On Wednesday, November 1st Professor Emily K. Varto (Department of Classics, Dalhousie University) is going to dispel our cultural chauvinism on this topic in her lecture entitled "The Politics of Fatness in Archaic Greece".

Prof. Varto’s lecture will explore how modern narratives that imbue fatness with personal and communal ethical significance compare to ancient narratives of fatness, particularly in archaic Greece politics. Through examining art and poetry, she will explore how fatness was not exactly a marker of elite status, but was a metaphor of the abuse of status with economic, social, and moral consequences for family, community, and state.
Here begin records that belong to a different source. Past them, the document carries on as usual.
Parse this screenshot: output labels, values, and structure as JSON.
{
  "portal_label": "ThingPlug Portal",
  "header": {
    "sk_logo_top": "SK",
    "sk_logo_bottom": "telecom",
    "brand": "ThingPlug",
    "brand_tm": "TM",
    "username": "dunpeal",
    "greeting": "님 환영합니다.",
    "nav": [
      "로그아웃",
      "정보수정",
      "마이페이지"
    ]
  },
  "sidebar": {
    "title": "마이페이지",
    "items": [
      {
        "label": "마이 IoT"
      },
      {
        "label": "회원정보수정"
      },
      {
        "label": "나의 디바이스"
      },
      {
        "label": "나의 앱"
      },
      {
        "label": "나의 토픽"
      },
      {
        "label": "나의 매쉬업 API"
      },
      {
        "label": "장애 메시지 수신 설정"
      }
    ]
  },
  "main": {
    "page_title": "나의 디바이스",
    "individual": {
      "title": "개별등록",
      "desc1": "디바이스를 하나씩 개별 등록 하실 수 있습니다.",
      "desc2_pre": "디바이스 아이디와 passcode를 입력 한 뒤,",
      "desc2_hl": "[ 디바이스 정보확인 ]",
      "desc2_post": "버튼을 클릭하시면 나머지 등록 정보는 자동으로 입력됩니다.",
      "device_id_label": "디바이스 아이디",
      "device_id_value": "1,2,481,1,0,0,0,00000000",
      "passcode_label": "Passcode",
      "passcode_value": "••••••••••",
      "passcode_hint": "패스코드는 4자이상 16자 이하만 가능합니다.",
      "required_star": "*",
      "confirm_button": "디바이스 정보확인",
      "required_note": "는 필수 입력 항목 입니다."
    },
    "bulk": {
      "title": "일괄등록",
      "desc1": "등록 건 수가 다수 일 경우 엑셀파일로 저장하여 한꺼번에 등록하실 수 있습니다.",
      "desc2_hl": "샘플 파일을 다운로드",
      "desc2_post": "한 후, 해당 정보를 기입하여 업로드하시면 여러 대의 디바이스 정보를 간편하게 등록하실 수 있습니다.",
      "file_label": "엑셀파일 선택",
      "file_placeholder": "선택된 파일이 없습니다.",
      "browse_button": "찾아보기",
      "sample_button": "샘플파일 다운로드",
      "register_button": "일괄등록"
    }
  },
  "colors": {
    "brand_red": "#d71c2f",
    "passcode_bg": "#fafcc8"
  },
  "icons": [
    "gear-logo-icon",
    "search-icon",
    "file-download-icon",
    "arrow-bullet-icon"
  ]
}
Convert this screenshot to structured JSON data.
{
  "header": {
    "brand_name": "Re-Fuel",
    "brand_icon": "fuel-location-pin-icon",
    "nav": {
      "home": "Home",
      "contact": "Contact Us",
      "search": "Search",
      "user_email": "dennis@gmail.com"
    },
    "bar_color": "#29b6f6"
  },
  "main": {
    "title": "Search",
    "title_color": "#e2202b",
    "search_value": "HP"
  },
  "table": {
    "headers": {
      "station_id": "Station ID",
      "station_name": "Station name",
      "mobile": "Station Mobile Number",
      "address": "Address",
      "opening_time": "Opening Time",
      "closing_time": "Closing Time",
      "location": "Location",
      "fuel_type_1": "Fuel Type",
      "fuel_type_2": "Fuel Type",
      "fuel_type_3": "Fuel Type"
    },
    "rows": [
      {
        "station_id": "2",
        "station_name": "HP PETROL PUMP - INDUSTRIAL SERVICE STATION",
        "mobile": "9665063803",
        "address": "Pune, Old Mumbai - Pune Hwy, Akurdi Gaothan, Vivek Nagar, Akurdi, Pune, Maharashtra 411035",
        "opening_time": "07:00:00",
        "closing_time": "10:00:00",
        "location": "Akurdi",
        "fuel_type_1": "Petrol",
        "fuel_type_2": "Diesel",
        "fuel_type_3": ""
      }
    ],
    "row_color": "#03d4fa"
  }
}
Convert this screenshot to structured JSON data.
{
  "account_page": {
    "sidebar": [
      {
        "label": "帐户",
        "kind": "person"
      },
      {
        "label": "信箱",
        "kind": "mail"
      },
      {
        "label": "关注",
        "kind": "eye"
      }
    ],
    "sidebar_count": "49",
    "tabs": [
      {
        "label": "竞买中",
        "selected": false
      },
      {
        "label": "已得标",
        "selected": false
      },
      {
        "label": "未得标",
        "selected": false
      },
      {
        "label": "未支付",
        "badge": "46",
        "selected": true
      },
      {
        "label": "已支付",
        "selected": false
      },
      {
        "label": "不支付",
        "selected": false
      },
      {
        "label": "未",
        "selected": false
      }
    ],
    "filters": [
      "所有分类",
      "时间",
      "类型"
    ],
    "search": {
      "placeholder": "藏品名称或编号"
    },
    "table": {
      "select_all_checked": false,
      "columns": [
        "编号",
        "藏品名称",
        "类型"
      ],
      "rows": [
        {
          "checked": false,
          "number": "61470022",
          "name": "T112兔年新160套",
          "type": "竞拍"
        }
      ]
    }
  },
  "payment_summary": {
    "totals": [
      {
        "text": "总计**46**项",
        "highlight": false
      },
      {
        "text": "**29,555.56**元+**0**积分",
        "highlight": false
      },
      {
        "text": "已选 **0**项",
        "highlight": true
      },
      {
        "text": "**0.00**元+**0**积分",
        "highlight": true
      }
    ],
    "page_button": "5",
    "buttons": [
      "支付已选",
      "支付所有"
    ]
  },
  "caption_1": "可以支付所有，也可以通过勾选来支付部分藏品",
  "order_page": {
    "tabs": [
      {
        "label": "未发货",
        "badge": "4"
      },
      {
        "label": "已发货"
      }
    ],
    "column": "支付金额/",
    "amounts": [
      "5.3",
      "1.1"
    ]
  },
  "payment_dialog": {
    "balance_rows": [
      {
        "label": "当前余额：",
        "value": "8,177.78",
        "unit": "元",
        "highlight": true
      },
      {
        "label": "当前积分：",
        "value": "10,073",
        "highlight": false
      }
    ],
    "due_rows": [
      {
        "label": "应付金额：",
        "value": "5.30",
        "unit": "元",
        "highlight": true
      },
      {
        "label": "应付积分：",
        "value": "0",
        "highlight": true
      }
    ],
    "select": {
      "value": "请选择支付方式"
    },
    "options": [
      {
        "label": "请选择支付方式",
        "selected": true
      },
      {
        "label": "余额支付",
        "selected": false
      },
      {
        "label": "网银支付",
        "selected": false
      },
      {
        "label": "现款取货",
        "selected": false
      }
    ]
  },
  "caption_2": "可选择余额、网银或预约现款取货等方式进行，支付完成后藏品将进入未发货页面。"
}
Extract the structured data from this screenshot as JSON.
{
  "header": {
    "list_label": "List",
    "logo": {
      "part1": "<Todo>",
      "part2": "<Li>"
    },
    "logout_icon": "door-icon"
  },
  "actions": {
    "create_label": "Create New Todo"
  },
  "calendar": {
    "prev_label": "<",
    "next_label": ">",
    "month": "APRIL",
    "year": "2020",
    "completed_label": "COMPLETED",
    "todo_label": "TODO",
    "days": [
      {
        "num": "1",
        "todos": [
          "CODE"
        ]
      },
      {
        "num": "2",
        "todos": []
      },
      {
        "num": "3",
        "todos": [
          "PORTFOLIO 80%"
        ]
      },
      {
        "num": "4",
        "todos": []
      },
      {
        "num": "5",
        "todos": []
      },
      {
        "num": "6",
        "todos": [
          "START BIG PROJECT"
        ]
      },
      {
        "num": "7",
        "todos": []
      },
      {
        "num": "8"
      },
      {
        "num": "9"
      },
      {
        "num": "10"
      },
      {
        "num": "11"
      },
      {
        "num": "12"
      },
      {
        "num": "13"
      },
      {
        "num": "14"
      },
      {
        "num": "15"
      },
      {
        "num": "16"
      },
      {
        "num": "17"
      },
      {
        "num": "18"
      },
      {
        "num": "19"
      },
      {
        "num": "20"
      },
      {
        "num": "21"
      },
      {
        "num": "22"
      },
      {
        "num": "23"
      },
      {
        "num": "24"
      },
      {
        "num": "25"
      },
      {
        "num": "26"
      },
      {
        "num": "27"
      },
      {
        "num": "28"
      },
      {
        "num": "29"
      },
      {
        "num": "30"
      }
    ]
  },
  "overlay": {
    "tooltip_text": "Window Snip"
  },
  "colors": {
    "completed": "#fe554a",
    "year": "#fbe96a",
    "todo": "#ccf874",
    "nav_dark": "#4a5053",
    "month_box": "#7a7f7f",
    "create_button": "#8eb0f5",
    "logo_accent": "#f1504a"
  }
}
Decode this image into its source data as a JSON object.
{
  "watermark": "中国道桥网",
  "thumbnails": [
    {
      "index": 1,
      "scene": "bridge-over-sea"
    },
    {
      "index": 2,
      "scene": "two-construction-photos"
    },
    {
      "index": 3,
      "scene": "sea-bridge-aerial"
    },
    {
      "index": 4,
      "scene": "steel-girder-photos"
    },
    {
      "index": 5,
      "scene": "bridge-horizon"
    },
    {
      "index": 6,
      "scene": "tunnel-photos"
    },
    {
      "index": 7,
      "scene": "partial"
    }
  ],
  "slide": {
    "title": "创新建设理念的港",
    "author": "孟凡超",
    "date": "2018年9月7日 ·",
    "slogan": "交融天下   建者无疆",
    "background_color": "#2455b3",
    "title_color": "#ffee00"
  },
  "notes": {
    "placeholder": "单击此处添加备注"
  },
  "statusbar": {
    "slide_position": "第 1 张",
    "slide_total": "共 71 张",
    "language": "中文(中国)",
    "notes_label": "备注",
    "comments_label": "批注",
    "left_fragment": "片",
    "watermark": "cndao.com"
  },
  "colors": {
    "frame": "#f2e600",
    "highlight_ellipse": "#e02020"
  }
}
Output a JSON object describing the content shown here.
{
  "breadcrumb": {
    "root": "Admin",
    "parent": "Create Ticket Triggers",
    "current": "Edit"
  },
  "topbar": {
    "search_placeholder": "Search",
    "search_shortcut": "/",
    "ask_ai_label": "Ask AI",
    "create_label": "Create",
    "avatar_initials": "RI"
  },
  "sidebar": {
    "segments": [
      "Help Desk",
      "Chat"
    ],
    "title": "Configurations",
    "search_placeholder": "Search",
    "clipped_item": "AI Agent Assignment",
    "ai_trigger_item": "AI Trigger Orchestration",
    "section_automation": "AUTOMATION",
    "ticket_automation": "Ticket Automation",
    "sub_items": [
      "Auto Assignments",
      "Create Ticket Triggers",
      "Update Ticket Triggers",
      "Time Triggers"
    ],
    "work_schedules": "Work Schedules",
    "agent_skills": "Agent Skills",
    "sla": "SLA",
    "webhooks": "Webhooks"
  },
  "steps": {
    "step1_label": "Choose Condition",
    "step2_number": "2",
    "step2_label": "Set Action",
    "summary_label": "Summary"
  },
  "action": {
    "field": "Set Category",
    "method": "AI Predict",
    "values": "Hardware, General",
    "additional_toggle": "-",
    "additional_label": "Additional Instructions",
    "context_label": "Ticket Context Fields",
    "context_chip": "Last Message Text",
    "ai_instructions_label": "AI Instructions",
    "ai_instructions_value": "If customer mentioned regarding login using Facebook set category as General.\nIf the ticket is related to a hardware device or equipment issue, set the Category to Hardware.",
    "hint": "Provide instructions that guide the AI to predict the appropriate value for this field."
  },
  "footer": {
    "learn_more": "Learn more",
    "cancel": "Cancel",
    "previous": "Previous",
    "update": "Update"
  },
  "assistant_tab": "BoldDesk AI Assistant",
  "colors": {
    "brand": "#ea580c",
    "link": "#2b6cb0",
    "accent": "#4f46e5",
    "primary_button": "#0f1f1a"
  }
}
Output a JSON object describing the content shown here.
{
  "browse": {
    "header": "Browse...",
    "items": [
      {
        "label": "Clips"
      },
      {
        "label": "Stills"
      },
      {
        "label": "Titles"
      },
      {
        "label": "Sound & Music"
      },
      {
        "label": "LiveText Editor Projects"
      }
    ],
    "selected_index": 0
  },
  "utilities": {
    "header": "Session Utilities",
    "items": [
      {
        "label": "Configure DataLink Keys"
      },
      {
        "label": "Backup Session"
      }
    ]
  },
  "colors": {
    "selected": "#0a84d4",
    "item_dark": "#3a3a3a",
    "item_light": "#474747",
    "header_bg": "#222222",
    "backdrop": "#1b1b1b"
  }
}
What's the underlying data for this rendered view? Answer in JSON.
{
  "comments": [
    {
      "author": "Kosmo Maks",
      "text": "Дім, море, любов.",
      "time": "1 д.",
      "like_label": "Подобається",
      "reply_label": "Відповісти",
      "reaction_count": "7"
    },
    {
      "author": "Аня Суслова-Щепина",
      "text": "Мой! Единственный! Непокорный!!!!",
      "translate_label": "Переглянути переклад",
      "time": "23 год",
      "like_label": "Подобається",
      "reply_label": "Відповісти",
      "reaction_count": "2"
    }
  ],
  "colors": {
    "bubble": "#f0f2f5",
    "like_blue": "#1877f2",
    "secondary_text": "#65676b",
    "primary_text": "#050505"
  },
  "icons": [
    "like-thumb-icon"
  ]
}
Although elitism was central to the significance of fatness in archaic Greece, so were ideas about uncontrollable appetite, lack of restraint, and communal harm familiar to us from modern narratives about obesity and socio-economic class.

The lecture will be held in the Library of the Institute starting at 7:30 PM. It will be live-streamed as well.

No matter what your body type may be you are most welcome to attend and learn more about the antithesis of arête in archaic Greece!

Cordially,
David Rupp
Director